French left-wing leader Jean-Luc Melenchon slammed the country’s new president for saying that the French government was responsible for the deportation and death of French Jews during World War II.
In a blog post Wednesday, Melenchon blasted Emmanuel Macron’s speech Sunday at a Holocaust commemoration event in which the president forcefully acknowledged his nation’s Holocaust-era guilt.
Melenchon charged that Macron inappropriately labeled the Vichy government, a client state of Nazi Germany, as the French government, when the legitimate French government was in exile in Britain at the time.
At the end of a long blog entry, Melenchon called it “totally unacceptable” to say that “France, as a people, as a nation, is responsible for this crime,” Haaretz reported.
Melenchon also panned the invitation of Prime Minister Benjamin Netanyahu of Israel to participate in the commemoration marking the 75th anniversary of the Vel d’Hiv deportations of thousands of French Jews, calling Netanyahu “the leader of the extreme right-wing government in Israel.”
He also took issue with Macron calling anti-Zionism a form of anti-Semitism, which he said was a “very old thesis,” pointing out that “this is the first time that this argument has been made official by the president of our Republic.”
French Jews were deeply appreciative of the Macron speech at the Vel d’Hiv commemoration, which included some of the most forceful remarks on French complicity in the persecution of the country’s Jews ever heard from a French president.

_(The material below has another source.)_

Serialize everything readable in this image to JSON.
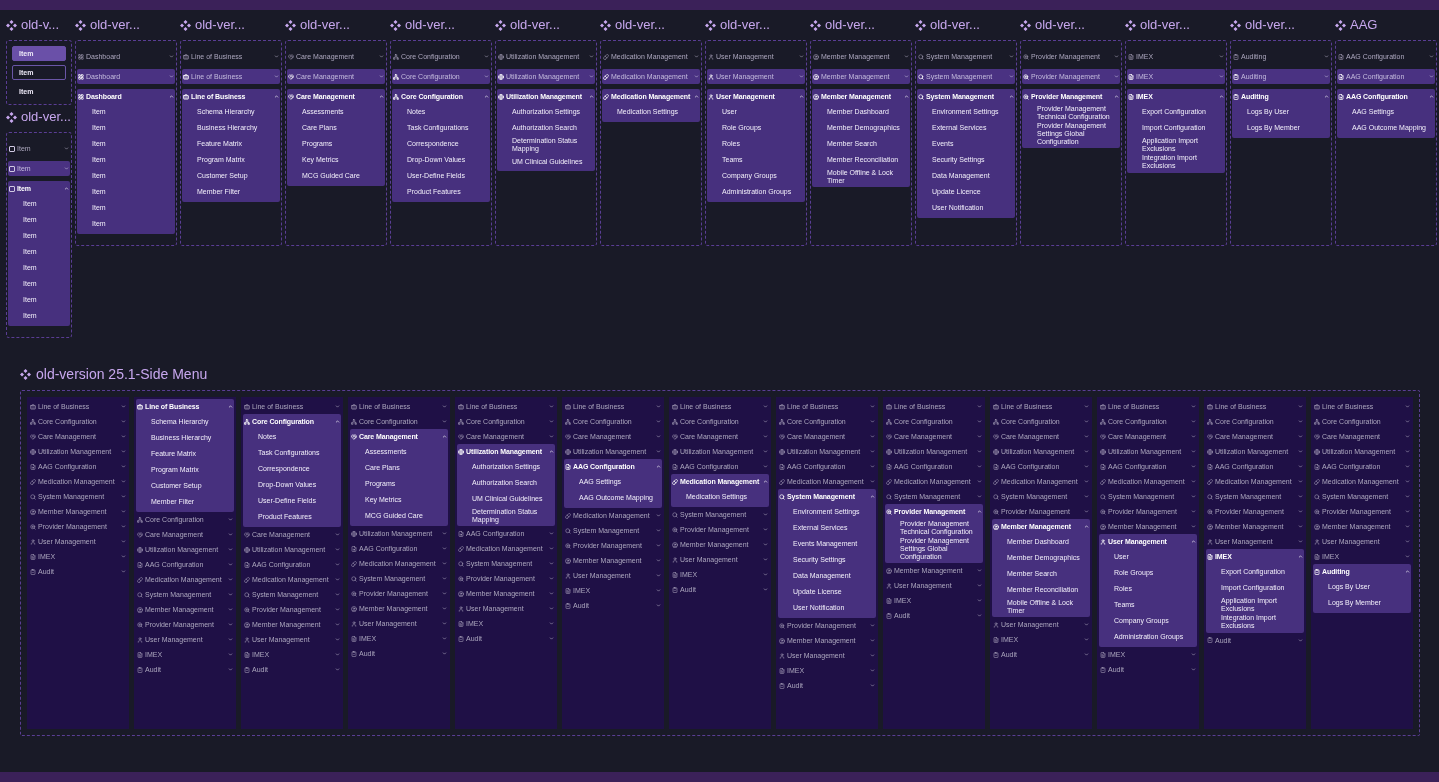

Macron rejected “those who wish to say that Vichy’s France wasn’t representative of the French nation,” saying that “the Nazis knew they could count on the obedience” of the puppet government and thousands of Frenchmen serving it.
Melenchon, an anti-Israel lawmaker with a record of statements deemed anti-Semitic, rejected that assessment.
“Never, at any moment, did the French choose murder and anti-Semitic criminality. Those who were not Jewish were not all, and as French people, guilty of the crime that was carried out at the time!” he wrote. “On the contrary, through its resistance, its fight against the [German] invader and through the reestablishment of the republic when the [Germans] were driven out of the territory, the French people, the French people proved which side they were actually on.”
He added: “It is not in Mr. Macron’s power to attribute an identity of executioner to all of the French that is not theirs. No, no, Vichy is not France!”
On July 16-17, 1942, French police officers rounded up more than 13,000 Jews at the Winter Stadium, or Velodrome d’Hiver. The men, women and children were imprisoned there for days in unsanitary conditions and without sufficient water, leading to dozens of fatalities, including by suicide. The Jews were then transported, partly on French national railway cars, to Nazi death camps in Eastern Europe.
French presidents rarely attend the annual commemoration for the Vel d’Hiv deportations.